Ramasamy was diagnosed with diabetes at the age of 30. He was a self-made man, running a successful textile business. Despite being told about the importance of regular monitoring and screening for complications, Ramasamy's priority was his business and he had no time for his regular walks or visits to the doctor. At the age of 45, Ramasamy was rushed into the hospital with an acute heart attack and underwent bypass surgery. Eventually, due to his prolonged illness, his business started to suffer. He developed kidney disease and became partially blind because of diabetic retinopathy. Now he is undergoing dialysis, his expenditure on medicines is Rs. 25-30,000 a month. He had to sell his shops and his bungalow. This is a real story of a man who had to give up all his assets to meet the bills of his chronic disease and its complications; an example of diabetes neglected. This could have changed if he had been careful and taken appropriate care. This is the bad face of diabetes.

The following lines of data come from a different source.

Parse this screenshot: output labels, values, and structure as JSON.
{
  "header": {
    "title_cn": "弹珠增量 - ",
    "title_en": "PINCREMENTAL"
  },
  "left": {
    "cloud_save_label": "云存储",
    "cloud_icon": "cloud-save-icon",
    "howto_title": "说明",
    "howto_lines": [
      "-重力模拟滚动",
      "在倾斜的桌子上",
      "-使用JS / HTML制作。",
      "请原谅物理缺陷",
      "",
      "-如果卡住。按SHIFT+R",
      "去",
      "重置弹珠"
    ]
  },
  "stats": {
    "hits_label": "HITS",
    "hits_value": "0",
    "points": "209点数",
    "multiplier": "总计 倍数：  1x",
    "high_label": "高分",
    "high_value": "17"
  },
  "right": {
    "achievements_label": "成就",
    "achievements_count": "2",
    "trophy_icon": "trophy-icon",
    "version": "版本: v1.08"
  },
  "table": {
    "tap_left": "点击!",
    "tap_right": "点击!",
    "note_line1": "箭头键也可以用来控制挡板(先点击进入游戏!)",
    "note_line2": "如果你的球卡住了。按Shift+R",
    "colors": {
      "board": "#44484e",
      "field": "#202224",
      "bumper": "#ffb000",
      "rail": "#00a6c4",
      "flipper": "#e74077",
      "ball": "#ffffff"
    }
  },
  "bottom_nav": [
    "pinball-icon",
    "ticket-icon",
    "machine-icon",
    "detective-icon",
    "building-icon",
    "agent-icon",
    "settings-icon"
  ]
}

Suresh, a 28-year-old IT professional, accompanied his diabetic mother for her check up. During her consultation, the doctor noticed that Suresh was overweight. When asked if he had ever checked his blood sugar, he said that he was too young. Advised to undergo a Glucose Tolerance Test (GTT) for screening, he was found to have Impaired Glucose Tolerance (IGT or early/borderline diabetes). Suresh was told that he had an opportunity to delay or even prevent the onset of diabetes without any medication by just following a diet and exercise regimen. During his next visit six months later, Suresh was unrecognisable. He had lost eight kg; his blood sugar on testing was normal and has remained so for three years now. This is the bright side of diabetes.

High risk

Diabetes has been termed a “silent killer” because many people remain asymptomatic and tend to neglect the problem until they develop life-threatening complications. People with diabetes are also at high risk for high cholesterol, hypertension, obesity and other cardiovascular risk factors. The latest guidelines say it is not enough to target blood glucose alone. Cholesterol and BP also need to be at normal levels to reduce cardiovascular risk. But high risk people can be identified and primary prevention is the ideal option.


Hba1c: <7 per cent

BP: below 130/80 mmHg

LDL cholesterol <100 mg/dl

HDL cholesterol > 40 mg/dl

Substantial reductions

Up to 76 per cent reduction in risk of developing eye disease

Up to 50 per cent reduction in risk of developing kidney disease

Up to 60 per cent reduction in risk of developing nerve disease

More than 33 per cent reduction in strokes

Up to 33 percent reduction in death from long-term complications

The writer is a Chennai-based diabetologist. Website:


Sunday MagazineJune 28, 2012